State spending on programs to prevent tobacco use in Florida amounts to one-third of what the Centers for Disease Control recommends, while the tobacco industry spends eight times that much marketing its products here, according to the American Cancer Society Cancer Action Network.
In its “Broken Promises” analysis, the Cancer Action Network, a non-profit advocacy affiliate of the Cancer Society, reports how much money from the landmark 1998 tobacco liability settlement and annual tobacco taxes each state spent during 2019 to prevent tobacco use and to help users quit.
Florida was among the top four states (with California, New York, and Texas) for annual spending on smoking-caused illnesses, at $8.6 billion. It was among the top three (with California and Texas) for marketing by tobacco companies, at $614 million, according to the analysis.
“Smoking-related heath care costs are one of the biggest expenditures in the state and the leading cause of preventable deaths in Florida,” said Matt Jordan, Florida government relations director for the Cancer Action Network. “It’s of utmost importance.”
In Florida, cigarette-smoking kills 32,300 people a year, according to Tobacco-Free Florida, the state’s central office for tobacco-use reduction efforts.

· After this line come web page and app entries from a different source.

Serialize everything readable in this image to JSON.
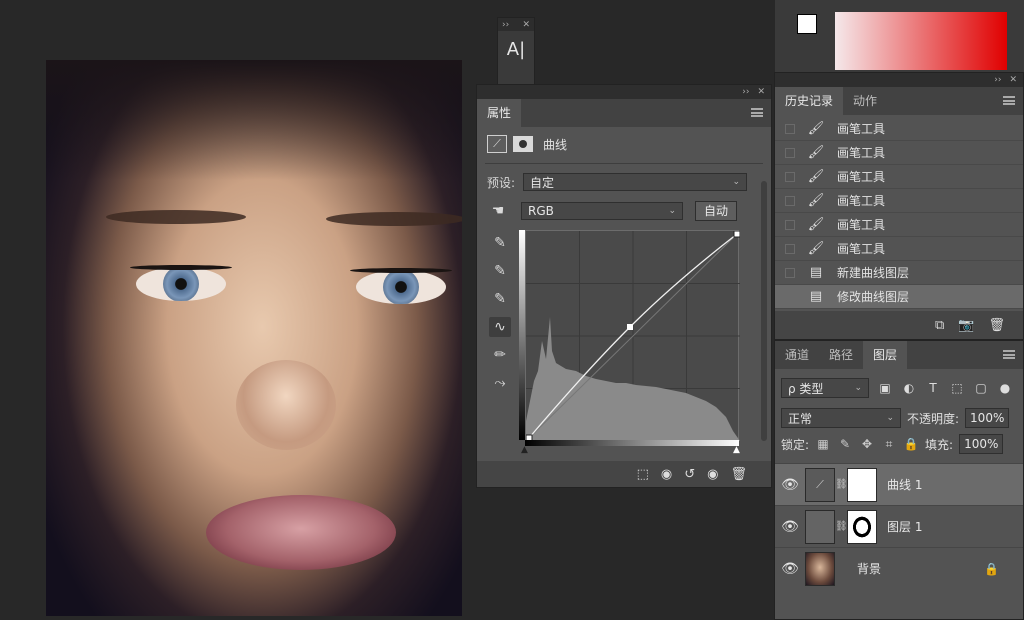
{
  "mini_panel": {
    "text": "A|",
    "expand": "››",
    "close": "✕"
  },
  "properties": {
    "tab": "属性",
    "title": "曲线",
    "preset_label": "预设:",
    "preset_value": "自定",
    "channel_value": "RGB",
    "auto_button": "自动"
  },
  "history": {
    "tab_history": "历史记录",
    "tab_actions": "动作",
    "items": [
      {
        "label": "画笔工具",
        "icon": "brush-icon"
      },
      {
        "label": "画笔工具",
        "icon": "brush-icon"
      },
      {
        "label": "画笔工具",
        "icon": "brush-icon"
      },
      {
        "label": "画笔工具",
        "icon": "brush-icon"
      },
      {
        "label": "画笔工具",
        "icon": "brush-icon"
      },
      {
        "label": "画笔工具",
        "icon": "brush-icon"
      },
      {
        "label": "新建曲线图层",
        "icon": "document-icon"
      },
      {
        "label": "修改曲线图层",
        "icon": "document-icon"
      }
    ]
  },
  "layers": {
    "tab_channels": "通道",
    "tab_paths": "路径",
    "tab_layers": "图层",
    "filter_kind": "ρ 类型",
    "blend_mode": "正常",
    "opacity_label": "不透明度:",
    "opacity_value": "100%",
    "lock_label": "锁定:",
    "fill_label": "填充:",
    "fill_value": "100%",
    "items": [
      {
        "name": "曲线 1"
      },
      {
        "name": "图层 1"
      },
      {
        "name": "背景"
      }
    ]
  },
  "colors": {
    "panel": "#535353",
    "panel_dark": "#424242",
    "background": "#282828",
    "accent_red": "#e00000"
  }
}
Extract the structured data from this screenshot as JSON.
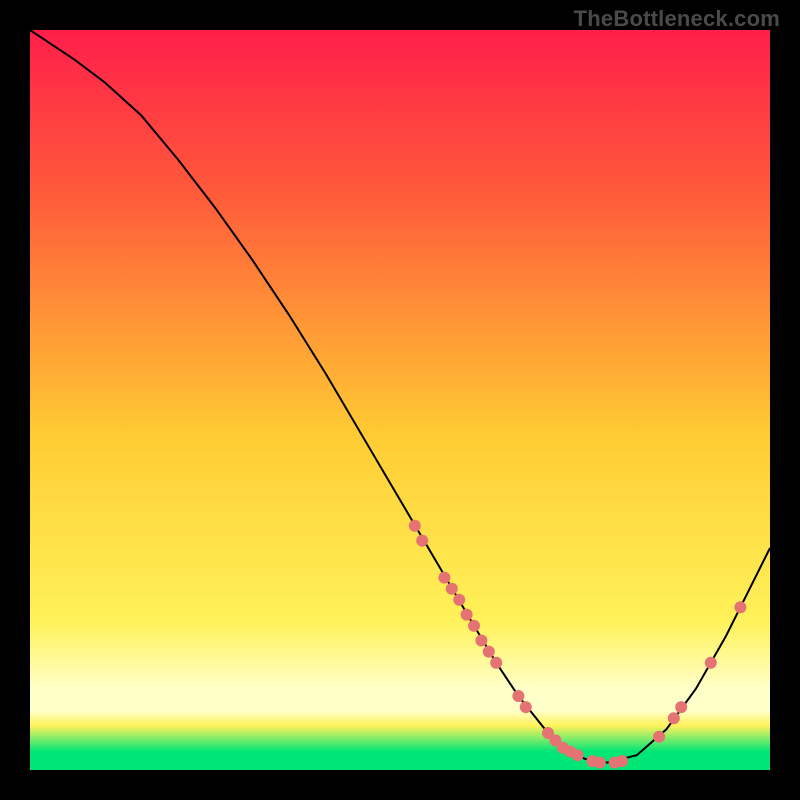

Jordan said Florida has made excellent strides over the years in reducing cigarette use among adults (down to 15 percent) and young people (down to 3 percent), but vaping has triggered a resurgence of tobacco use among young people.
“Twenty-six percent of high school students are vaping,” Jordan said. “We could have another whole generation addicted to these products.” He said 99 percent of tested vaping products contain addictive nicotine, including some labeled nicotine-free, but they remain largely unregulated.
Florida ranked 11th nationwide for 2019 spending on tobacco prevention and cessation, allocating $72 million, which was 37 percent of the $194 million the U.S. Centers for Disease Control and Prevention, or CDC, says is needed in light of Florida’s population, demographics, disease rates, and mortality.
With full funding at the CDC-recommended level, Florida could expand its education and cessation programs to reach more areas with high rates of adult smokers and at-risk youth, Jordan said. In particular, Tobacco-Free Florida could intensify its anti-vaping efforts to prevent addiction among teenagers, a programming branch in just its first year.
The Cancer Action Network advocates regulating e-cigarettes like conventional cigarettes, including restrictions on sales and marketing of to youth. The tobacco industry outspends Florida’s education and prevention programs by 8 to 1, according to the analysis.
The organization also supports raising taxes on tobacco and vaping products, Jordan said, and increasing state funding to make smoking-cessation products more widely available to low-income smokers trying to quit.
In 2020, state spending on prevention and cessation programs nationwide is forecast to be less than 3 percent, or $740 million, of the $27 billion in revenue states receive from the tobacco liability settlement agreement and tobacco taxes. No state fully funds the CDC-recommended spending to keep young people from taking up the habit and to help older users give it up, although California comes close.
Six states spend more than $2 billion a year each treating smoking-related illnesses but budget less than 1 percent of the amount the CDC recommends for prevention and cessation programs. They are Connecticut, Georgia, Michigan, Missouri, Tennessee and Texas.
This story was updated to correct the estimated cost of smoking-related illness in Florida. The corrected number is $8.6 billion.